Though the pro-regime axis has its own reasons for wanting to avoid an Idlib offensive, there is ultimately no reason to think last week's cessation of hostilities has any more chance of holding than its predecessors, argues James Snell.
In an open letter to the United Nations, over 100 prominent writers, academics, and activists say the time has come to consider radical reform of the U.N. Security Council, given its abject failure to protect Syrians from the Bashar al-Assad regime's mass violence.
Jimmy Carter’s proposal to rehabilitate Assad and ignore Syrians’ demands for justice isn't just morally bankrupt in the extreme, it also would fail to produce even the “ugly peace” of his imagination.
The “Syrian Democratic Council”—ostensibly a vehicle for Kurdish-Arab coexistence in former ISIS territories—is increasingly looking to normalize ties with the Assad regime, spelling disaster for the displaced residents of Raqqa and elsewhere, with no apparent opposition from its Western sponsors.

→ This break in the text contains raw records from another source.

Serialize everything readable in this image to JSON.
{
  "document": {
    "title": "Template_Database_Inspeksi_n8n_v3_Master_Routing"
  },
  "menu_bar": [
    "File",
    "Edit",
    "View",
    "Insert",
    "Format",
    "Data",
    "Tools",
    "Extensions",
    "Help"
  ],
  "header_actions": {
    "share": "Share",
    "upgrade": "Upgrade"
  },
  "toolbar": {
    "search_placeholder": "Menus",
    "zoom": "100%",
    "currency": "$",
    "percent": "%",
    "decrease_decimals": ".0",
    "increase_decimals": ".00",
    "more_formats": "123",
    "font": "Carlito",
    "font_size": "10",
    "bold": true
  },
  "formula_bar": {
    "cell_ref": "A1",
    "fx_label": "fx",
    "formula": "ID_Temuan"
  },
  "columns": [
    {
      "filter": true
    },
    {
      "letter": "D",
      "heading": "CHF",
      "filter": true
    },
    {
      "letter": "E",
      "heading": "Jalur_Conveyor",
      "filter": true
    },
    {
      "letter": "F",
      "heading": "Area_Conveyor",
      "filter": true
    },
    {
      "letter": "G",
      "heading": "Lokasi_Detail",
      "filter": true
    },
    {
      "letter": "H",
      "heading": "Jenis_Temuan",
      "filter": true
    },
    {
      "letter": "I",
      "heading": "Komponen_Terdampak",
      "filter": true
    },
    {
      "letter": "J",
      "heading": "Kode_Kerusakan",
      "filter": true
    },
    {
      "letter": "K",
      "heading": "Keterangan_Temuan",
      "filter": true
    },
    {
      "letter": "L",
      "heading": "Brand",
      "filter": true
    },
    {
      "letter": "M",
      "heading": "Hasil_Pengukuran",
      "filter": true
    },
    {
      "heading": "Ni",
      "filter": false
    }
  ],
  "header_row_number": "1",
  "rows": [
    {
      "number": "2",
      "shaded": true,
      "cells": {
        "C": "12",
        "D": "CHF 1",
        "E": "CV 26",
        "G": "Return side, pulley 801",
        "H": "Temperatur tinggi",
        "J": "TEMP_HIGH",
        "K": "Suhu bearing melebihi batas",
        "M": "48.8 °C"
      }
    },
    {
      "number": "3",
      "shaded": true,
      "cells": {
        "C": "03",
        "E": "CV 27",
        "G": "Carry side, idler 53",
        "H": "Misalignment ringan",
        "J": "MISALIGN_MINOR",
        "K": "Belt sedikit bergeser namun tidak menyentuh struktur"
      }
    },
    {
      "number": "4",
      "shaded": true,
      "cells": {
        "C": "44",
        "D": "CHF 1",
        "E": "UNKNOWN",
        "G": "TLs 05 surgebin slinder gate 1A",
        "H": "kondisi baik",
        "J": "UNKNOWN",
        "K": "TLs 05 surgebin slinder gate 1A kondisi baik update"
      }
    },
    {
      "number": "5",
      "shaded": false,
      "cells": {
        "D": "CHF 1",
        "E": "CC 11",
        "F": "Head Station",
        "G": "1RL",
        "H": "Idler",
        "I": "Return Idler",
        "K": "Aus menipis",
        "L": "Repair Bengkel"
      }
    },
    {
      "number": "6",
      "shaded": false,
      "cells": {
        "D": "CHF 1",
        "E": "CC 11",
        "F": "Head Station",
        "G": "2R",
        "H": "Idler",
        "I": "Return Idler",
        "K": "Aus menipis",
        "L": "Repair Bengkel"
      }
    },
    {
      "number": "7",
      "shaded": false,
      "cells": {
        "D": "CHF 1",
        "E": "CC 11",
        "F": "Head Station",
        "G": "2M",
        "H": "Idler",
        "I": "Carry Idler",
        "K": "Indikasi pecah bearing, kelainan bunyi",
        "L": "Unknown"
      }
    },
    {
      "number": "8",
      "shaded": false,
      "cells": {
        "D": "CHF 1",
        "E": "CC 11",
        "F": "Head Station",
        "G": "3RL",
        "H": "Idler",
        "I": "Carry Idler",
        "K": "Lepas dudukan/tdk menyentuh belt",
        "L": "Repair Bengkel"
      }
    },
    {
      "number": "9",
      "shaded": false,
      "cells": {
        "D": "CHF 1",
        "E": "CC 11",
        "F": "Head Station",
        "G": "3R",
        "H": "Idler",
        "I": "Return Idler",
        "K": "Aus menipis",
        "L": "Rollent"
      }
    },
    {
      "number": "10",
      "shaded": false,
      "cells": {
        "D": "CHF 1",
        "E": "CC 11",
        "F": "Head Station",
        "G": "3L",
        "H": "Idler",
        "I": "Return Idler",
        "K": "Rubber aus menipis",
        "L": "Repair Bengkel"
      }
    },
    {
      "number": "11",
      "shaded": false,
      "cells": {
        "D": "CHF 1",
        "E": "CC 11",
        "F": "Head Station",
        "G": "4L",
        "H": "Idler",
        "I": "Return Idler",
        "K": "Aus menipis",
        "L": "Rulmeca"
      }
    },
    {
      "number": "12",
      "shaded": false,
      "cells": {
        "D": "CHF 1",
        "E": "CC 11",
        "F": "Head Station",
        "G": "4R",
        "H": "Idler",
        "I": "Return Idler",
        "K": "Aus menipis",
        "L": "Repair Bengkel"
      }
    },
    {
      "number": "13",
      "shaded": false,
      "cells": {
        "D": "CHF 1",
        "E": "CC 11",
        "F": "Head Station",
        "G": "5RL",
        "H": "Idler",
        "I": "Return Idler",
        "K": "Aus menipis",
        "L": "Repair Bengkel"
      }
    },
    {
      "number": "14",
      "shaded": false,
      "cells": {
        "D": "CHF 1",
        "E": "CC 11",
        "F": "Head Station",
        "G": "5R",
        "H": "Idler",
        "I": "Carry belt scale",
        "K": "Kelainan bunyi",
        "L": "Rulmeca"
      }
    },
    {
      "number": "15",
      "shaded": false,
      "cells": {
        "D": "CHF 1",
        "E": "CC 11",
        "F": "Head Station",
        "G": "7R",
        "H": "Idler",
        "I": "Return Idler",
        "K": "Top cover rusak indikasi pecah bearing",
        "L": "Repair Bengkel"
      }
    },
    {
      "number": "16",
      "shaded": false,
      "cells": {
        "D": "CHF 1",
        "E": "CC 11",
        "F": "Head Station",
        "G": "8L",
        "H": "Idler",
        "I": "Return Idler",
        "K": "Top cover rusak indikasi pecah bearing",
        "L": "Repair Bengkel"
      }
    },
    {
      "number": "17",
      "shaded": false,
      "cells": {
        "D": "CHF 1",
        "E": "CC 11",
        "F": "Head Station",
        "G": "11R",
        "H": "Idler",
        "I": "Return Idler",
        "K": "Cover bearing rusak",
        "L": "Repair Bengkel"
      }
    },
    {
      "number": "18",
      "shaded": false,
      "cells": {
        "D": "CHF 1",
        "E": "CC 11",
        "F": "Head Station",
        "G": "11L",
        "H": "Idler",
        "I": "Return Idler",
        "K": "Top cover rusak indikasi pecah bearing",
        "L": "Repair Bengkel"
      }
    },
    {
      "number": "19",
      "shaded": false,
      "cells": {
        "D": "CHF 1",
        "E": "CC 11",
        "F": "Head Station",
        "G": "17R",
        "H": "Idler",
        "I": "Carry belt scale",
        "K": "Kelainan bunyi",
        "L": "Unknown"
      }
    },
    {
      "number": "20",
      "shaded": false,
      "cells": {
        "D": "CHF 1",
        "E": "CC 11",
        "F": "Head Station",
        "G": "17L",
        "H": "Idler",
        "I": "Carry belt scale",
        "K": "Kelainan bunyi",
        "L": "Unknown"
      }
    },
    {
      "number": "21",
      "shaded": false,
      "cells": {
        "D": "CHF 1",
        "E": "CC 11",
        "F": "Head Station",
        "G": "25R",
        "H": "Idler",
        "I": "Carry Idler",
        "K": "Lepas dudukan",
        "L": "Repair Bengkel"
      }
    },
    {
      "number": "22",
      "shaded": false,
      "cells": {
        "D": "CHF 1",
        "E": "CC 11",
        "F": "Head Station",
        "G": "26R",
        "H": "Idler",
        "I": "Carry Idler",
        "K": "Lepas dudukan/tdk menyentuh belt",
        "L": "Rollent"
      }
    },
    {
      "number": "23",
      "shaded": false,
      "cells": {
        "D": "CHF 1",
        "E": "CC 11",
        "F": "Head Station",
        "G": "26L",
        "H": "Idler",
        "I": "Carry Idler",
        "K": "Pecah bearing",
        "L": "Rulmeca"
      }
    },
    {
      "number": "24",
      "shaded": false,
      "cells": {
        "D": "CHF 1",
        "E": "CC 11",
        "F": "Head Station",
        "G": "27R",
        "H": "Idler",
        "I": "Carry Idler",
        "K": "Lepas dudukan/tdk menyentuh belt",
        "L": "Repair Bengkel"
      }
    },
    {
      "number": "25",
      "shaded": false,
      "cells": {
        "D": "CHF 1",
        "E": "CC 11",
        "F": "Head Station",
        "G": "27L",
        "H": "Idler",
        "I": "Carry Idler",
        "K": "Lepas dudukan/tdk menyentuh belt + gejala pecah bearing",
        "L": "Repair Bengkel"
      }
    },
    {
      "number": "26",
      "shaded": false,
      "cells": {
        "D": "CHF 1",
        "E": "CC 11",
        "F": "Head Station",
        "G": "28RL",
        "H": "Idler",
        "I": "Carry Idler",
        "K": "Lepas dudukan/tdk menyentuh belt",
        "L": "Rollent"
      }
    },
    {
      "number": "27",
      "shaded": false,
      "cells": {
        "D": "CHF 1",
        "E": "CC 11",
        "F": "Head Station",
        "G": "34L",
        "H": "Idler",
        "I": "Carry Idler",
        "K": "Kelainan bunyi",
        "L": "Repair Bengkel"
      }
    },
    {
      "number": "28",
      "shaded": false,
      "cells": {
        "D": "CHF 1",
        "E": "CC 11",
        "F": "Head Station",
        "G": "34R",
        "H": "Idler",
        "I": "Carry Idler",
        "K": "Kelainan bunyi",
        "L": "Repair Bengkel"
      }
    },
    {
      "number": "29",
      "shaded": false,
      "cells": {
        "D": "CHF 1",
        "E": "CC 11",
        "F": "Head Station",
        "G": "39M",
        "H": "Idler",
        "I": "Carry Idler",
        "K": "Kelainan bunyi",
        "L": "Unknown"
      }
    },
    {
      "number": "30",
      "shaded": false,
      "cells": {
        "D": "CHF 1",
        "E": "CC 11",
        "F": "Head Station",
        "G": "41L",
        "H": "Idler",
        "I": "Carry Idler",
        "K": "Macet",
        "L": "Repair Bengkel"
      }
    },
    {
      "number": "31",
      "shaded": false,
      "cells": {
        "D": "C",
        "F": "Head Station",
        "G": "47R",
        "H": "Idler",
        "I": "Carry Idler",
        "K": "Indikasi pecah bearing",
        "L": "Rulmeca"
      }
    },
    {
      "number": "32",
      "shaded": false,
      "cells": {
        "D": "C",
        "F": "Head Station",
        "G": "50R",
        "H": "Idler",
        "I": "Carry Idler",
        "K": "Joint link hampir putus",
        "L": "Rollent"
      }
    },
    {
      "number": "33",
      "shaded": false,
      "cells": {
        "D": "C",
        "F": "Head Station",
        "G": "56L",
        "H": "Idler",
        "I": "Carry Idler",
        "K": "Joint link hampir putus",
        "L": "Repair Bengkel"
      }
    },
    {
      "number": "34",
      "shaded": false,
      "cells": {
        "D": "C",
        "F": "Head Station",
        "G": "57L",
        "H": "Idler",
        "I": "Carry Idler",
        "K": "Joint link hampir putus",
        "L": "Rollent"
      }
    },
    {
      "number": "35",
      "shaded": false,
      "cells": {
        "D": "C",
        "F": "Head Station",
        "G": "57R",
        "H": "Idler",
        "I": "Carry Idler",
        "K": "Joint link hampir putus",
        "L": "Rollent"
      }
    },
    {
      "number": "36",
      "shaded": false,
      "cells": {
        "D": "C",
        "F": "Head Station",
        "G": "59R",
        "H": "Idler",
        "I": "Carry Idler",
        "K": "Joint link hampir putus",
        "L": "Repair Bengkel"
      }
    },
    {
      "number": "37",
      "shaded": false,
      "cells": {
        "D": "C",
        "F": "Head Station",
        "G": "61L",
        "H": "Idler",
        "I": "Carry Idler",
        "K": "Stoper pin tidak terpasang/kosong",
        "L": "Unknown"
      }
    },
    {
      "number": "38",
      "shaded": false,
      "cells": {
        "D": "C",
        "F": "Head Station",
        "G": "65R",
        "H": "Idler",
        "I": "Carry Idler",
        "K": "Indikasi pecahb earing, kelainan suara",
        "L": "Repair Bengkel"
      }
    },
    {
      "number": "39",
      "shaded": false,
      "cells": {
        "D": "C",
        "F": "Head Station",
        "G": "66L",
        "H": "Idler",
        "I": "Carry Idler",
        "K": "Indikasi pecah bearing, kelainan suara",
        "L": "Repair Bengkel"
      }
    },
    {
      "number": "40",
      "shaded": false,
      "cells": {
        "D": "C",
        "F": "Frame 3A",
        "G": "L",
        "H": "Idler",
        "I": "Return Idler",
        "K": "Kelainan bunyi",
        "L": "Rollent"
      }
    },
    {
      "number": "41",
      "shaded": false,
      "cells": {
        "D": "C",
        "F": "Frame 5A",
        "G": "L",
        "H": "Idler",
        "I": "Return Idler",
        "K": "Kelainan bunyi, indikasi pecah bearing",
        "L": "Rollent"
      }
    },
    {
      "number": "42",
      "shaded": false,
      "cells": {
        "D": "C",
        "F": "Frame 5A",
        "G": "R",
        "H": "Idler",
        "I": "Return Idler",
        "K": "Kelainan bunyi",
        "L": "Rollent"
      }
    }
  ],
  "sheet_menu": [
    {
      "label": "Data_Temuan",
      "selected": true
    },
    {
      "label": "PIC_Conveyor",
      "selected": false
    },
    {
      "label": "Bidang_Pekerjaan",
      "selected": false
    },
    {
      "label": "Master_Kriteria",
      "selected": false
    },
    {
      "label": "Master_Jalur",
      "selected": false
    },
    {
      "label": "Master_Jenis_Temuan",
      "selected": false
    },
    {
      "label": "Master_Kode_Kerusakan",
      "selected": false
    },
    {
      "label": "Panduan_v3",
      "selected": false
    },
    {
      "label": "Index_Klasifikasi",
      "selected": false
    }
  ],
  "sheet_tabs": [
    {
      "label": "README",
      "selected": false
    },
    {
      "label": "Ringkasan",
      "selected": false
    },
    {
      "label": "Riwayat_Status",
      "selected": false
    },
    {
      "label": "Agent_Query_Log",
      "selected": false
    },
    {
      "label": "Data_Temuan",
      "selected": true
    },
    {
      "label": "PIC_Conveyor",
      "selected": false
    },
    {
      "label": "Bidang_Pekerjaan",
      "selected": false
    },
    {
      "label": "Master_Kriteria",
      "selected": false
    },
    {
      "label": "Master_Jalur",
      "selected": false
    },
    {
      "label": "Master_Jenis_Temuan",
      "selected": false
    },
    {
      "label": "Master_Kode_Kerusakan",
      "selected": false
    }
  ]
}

How a late French thinker gave us a framework with which to view Syrians as complex individuals, rather than central-casting actors in our grand-narrative fantasies.
Animals have not fared well at militants’ hands in Syria over the past seven years, though civilians have been kinder. Dr. Uğur Ümit Üngör traces the shifting role and symbolism of animals in Syria’s recent history.
In his foreword to Theo Horesh’s new book, The Holocausts We All Deny, Yassin al-Haj Saleh decries the present “lack of a global vision or project” capable of resisting the crisis of democracy from China through the Middle East to Trump’s America.
A recent manifesto signed by academics and activists called for a “reimagining of migration” in response to the new UN Migration Compact. Kester Ratcliff proposes further concrete steps toward a more humane—and sustainable—approach by the international community.
While generally well-intentioned, the concept of solidarity involves an unequal power relationship between those offering and receiving it. A preferable state of affairs would be partnership, placing Western activists and their counterparts elsewhere on equal footing.
The Assad regime is much more than a mere dictatorship—understanding it, and its horrors, requires updating our conventional thinking about murderous states, argues Yassin al-Haj Saleh.
Seeing Beirut slide into war in 2006 transformed the late TV presenter, moving him to humanize peoples—in the Middle East and beyond—whose voices were rarely heard in the US mainstream.